when he appeared in the streets, no dissolute youths dared 


to remain there, but turned aside that they might avoid 
meeting him. The Athenians sent this philosopher on an 
embassy to Philip, king of Macedon, and , a considerable time 
after, to Antipater ; neither of whom could corrupt him by 
their presents, which circumstance made him doubly ho- 
noured. Alexander the Great so highly esteemed Xeno- 
crates, that he sent him fifty talents, a large sum then ; and 
when his messengers arrived at Athens, Xenocrates invited 
them to eat with him, but gave them only his common fare. 
Upon their inquiring, next morning, to whom they should 
pay the fifty talents, he replied, " Has not last night's, 
supper convinced you that I want no money ?" intimating 
that be was contented with a little, and that money was 
necessary to kings, not to philosophers. • But at the ear- 
nest entreaties of Alexander's messengers, he accepted a 
small part of the sum, lest he should appear deficient in 
respect to that great monarch. It is astonishing that the 

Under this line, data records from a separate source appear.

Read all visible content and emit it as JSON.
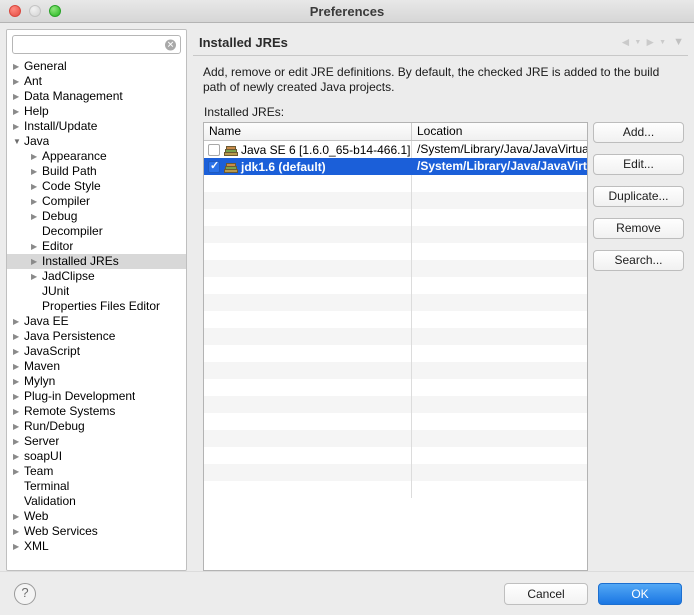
{
  "window": {
    "title": "Preferences",
    "traffic_lights": [
      "close-button",
      "minimize-button",
      "zoom-button"
    ]
  },
  "sidebar": {
    "search": {
      "value": "",
      "placeholder": "",
      "clear_glyph": "✕"
    },
    "selected": "Installed JREs",
    "items": [
      {
        "label": "General",
        "depth": 1,
        "arrow": "right"
      },
      {
        "label": "Ant",
        "depth": 1,
        "arrow": "right"
      },
      {
        "label": "Data Management",
        "depth": 1,
        "arrow": "right"
      },
      {
        "label": "Help",
        "depth": 1,
        "arrow": "right"
      },
      {
        "label": "Install/Update",
        "depth": 1,
        "arrow": "right"
      },
      {
        "label": "Java",
        "depth": 1,
        "arrow": "down"
      },
      {
        "label": "Appearance",
        "depth": 2,
        "arrow": "right"
      },
      {
        "label": "Build Path",
        "depth": 2,
        "arrow": "right"
      },
      {
        "label": "Code Style",
        "depth": 2,
        "arrow": "right"
      },
      {
        "label": "Compiler",
        "depth": 2,
        "arrow": "right"
      },
      {
        "label": "Debug",
        "depth": 2,
        "arrow": "right"
      },
      {
        "label": "Decompiler",
        "depth": 2,
        "arrow": "none"
      },
      {
        "label": "Editor",
        "depth": 2,
        "arrow": "right"
      },
      {
        "label": "Installed JREs",
        "depth": 2,
        "arrow": "right",
        "selected": true
      },
      {
        "label": "JadClipse",
        "depth": 2,
        "arrow": "right"
      },
      {
        "label": "JUnit",
        "depth": 2,
        "arrow": "none"
      },
      {
        "label": "Properties Files Editor",
        "depth": 2,
        "arrow": "none"
      },
      {
        "label": "Java EE",
        "depth": 1,
        "arrow": "right"
      },
      {
        "label": "Java Persistence",
        "depth": 1,
        "arrow": "right"
      },
      {
        "label": "JavaScript",
        "depth": 1,
        "arrow": "right"
      },
      {
        "label": "Maven",
        "depth": 1,
        "arrow": "right"
      },
      {
        "label": "Mylyn",
        "depth": 1,
        "arrow": "right"
      },
      {
        "label": "Plug-in Development",
        "depth": 1,
        "arrow": "right"
      },
      {
        "label": "Remote Systems",
        "depth": 1,
        "arrow": "right"
      },
      {
        "label": "Run/Debug",
        "depth": 1,
        "arrow": "right"
      },
      {
        "label": "Server",
        "depth": 1,
        "arrow": "right"
      },
      {
        "label": "soapUI",
        "depth": 1,
        "arrow": "right"
      },
      {
        "label": "Team",
        "depth": 1,
        "arrow": "right"
      },
      {
        "label": "Terminal",
        "depth": 1,
        "arrow": "none"
      },
      {
        "label": "Validation",
        "depth": 1,
        "arrow": "none"
      },
      {
        "label": "Web",
        "depth": 1,
        "arrow": "right"
      },
      {
        "label": "Web Services",
        "depth": 1,
        "arrow": "right"
      },
      {
        "label": "XML",
        "depth": 1,
        "arrow": "right"
      }
    ]
  },
  "main": {
    "title": "Installed JREs",
    "toolbar": {
      "back_glyph": "◄",
      "back_menu_glyph": "▼",
      "forward_glyph": "►",
      "forward_menu_glyph": "▼",
      "menu_glyph": "▼"
    },
    "description": "Add, remove or edit JRE definitions. By default, the checked JRE is added to the build path of newly created Java projects.",
    "list_label": "Installed JREs:",
    "table": {
      "columns": [
        "Name",
        "Location"
      ],
      "rows": [
        {
          "checked": false,
          "name": "Java SE 6 [1.6.0_65-b14-466.1]",
          "location": "/System/Library/Java/JavaVirtua",
          "selected": false
        },
        {
          "checked": true,
          "name": "jdk1.6 (default)",
          "location": "/System/Library/Java/JavaVirtua",
          "selected": true
        }
      ],
      "empty_rows": 19
    },
    "buttons": [
      {
        "label": "Add...",
        "name": "add-button"
      },
      {
        "label": "Edit...",
        "name": "edit-button"
      },
      {
        "label": "Duplicate...",
        "name": "duplicate-button"
      },
      {
        "label": "Remove",
        "name": "remove-button"
      },
      {
        "label": "Search...",
        "name": "search-jre-button"
      }
    ]
  },
  "footer": {
    "help_glyph": "?",
    "cancel_label": "Cancel",
    "ok_label": "OK"
  },
  "colors": {
    "selection_blue": "#1b5fd9",
    "ok_button_blue": "#1a76e3",
    "tree_selection_gray": "#d8d8d8",
    "window_background": "#ececec"
  }
}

Athenians should suffer a philosopher of such exalted merit 
to be so ill treated by the collectors and receivers of their 
taxes ; for though they were once fined for attempting to 
imprison Xenocrates, because he had not paid a certain tax 
imposed on foreigners, yet it is certain that the same col- 
lectors and receivers sold him at another time, because he 
had not enough to pay them. But Demetrius- Phalereus, 
detesting so base an action, purchased Xenocrates, gave him 
his freedom immediately, and discharged his debt to the 
Athenians. This philosopher died about 314 B.C. aged 
eighty-two, in consequence of falling in the dark into a re- 
servoir of water. He wrote, at the request of Alexander, a, 
small tract on the Art of Reigning; six books on Nature; 
six books' on Philosophy ; one on Riches, &c. but none of 
these have come down to us. There is a tract on Death,' 
under his name, in the Jamblicus of Aldus, 1497, folio. 
Xenocrates used to say, " That we often repent of having 
spoken, but never of having kept silence ; that true philo- 
sophers are the only persons who, do willingly, and by their 
own choice, what others are constrained to do by fear of the 
laws ; that it is as great a crime to look into our neighbour's 
house as to